The more we know about how fires spread, and the life cycle of a fire, the more of a chance we have of stopping the fire from continuing to develop, or indeed returning.
We will be using an example of a cigarette end dropped into a wastepaper basket to help us understand the stages of a fire, how it can spread so easily and become deadly. 
This first stage of the fire occurs immediately after ignition and before the spread of the fire develops.
Although some people could be able to put out as fire in this stage, using a fire blanket or extinguisher for example, it is still advisable to leave the building and not attempt to fight the fire unless you are trained to do so. The rate of fire growth will depend on the combustibility of the item first ignited and other materials in the vicinity. For example, if a fire is started in a wastepaper basket by a cigarette end, then combustion will be fast and rapid, as paper is extremely flammable.
The second stage of a fire is growth. As this stage continues, the fire growth will be relatively quick and hard to control. In this stage, a flashover becomes highly likely as the room’s temperature increases.
Fire can spread from out wastepaper basket in multiple ways, including:
Direct Contact, when the flames have direct contact with another item, for example, growing flames touching a sofa that is near the wastepaper basket.
Conduction relies on the spread of flames via heat transfer. Good thermal conductors, like metals, can absorb and transfer heat, allowing the heating up of flammable materials around the metal that is absorbing and transferring heat: causing the fire to spread. This could happen as the metal skeleton of the sofa heats up and the sofa padding and lining catch fire, passing it on through the room.
Convection. Remember the message around escaping while staying low to the ground? Well, that advice is to directly stop you becoming victim to the risk of fire spread through convection, and to avoid the inhalation of dangerous, toxic gases. As hot gas and smoke rise, they become trapped by the ceiling, and with enough oxygen, fuel, and heat are in the area, fires can develop secondary to the original fire, in our example in the wastepaper basket. This dangerously hot gas and smoke is also very harmful in breathed in and can cause serious damage to the trachea and lungs.
Radiation describes the spread of heat via electro-magnetic waves; recognisable to us as the feeling of warmth on our skin on a hot sunny day. As the heat transfers through these electromagnetic waves, it can cause nearby objects to combust if enough radiated heat meets it.
If the temperature in the room reaches between 500-600°C, a Flashover is like to occur.
Flashovers cause all other combustibles in the space to ignite and release energy through combustion, along with smoke and potentially toxic gasses.
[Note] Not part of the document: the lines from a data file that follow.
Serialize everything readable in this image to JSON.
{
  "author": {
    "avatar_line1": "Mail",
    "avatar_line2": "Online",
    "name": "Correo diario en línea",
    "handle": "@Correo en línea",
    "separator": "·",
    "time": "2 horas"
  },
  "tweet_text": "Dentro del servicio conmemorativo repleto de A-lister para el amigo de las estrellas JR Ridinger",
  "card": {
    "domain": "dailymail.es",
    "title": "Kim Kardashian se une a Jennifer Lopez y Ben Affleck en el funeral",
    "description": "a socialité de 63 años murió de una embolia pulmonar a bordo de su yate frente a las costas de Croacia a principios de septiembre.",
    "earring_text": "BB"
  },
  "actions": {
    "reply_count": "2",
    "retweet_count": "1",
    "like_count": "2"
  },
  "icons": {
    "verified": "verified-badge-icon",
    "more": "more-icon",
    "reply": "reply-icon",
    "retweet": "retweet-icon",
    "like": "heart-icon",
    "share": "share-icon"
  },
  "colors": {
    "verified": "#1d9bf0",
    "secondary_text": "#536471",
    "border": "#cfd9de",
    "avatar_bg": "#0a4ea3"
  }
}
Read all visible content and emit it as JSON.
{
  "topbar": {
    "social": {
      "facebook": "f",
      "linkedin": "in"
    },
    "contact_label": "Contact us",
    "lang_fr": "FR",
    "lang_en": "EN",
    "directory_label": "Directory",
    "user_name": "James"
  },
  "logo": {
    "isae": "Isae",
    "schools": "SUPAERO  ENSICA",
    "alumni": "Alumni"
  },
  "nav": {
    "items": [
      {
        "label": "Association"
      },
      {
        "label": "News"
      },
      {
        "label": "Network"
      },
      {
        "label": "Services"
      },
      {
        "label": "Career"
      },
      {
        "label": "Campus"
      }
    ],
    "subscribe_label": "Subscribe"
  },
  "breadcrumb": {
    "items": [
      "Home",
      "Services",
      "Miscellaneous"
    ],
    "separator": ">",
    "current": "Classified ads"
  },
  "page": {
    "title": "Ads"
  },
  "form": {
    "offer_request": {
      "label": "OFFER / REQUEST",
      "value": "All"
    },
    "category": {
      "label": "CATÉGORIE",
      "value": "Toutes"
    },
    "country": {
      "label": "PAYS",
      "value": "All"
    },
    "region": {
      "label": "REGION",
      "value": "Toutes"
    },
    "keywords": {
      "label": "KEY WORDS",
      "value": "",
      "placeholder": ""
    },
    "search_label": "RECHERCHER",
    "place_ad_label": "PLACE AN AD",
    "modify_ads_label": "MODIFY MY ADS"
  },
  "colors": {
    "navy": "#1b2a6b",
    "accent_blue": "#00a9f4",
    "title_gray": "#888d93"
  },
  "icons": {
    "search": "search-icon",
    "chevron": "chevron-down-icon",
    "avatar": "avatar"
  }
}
This will cause the temperature in the room to spike and will cause very serious damage to the body if you are exposed to it. Lay people are very unlikely to survive a flashover, as it has even claimed the lives of some experienced firefighters. 
As explained by the Fire Triangle/ Tetrahedron model, if a fire has continued access to a good oxygen source, for example from being in a well-ventilated space, and has plenty of combustible material, then the fire will continue. It will peak in this fully developed stage and begin to die back, traditionally due to a lack of fuel or oxygen; in our example the fire will have consumed much, if not all, of the furniture and bric-a-brac in the room and is starting to die back.
If the fire has consumed most of the oxygen in the space and does not receive any from another source then at this level the fire will reduce back to a smouldering level, filling the space with soot. This smouldering would continue until the final, decay, stage.
This final stage of the fire’s life cycle and will result in the fire ‘dying’ after it has consumed all the fuel and oxygen available. These fires will inevitably either burn themselves out or be fully extinguished by the fire brigade, putting them to an end. A serious concern here is a backdraught. If a window were to break, or a door be opened by the fire brigade for example, this could cause a backdraught, as oxygen is reintroduced to the ‘dying’ fire.
A backdraught is the explosive reignition of soot and other fuel sources because of the introduction of fresh oxygen supplies. While lacking oxygen, fuel sources are gradually becoming hotter and hotter, and the reintroduction of oxygen will cause instantaneous ignition. This incredibly dangerous phenomenon can allow for a fire to return to the fully developed stage, to begin its descent into decay once more.
Some fires, especially if they are particularly large, (for example wildfires) can take weeks to die down, sustaining incredibly high temperatures and carries the possibility for reignition all the while.
The best cure against serious damage to your building and loves ones is fire prevention, and the use of active and passive fire protection in your building can ensure that users are protected and the damage to the building is minimised.
Fire curtains allow for compartmentation of open-plan spaces, easy egress routes for inhabitants, and access for the emergency services: all essential for the conservation of life and minimising the damage to property. If you would like any help with your fire protection needs, please do not hesitate to contact us here at Adexon®.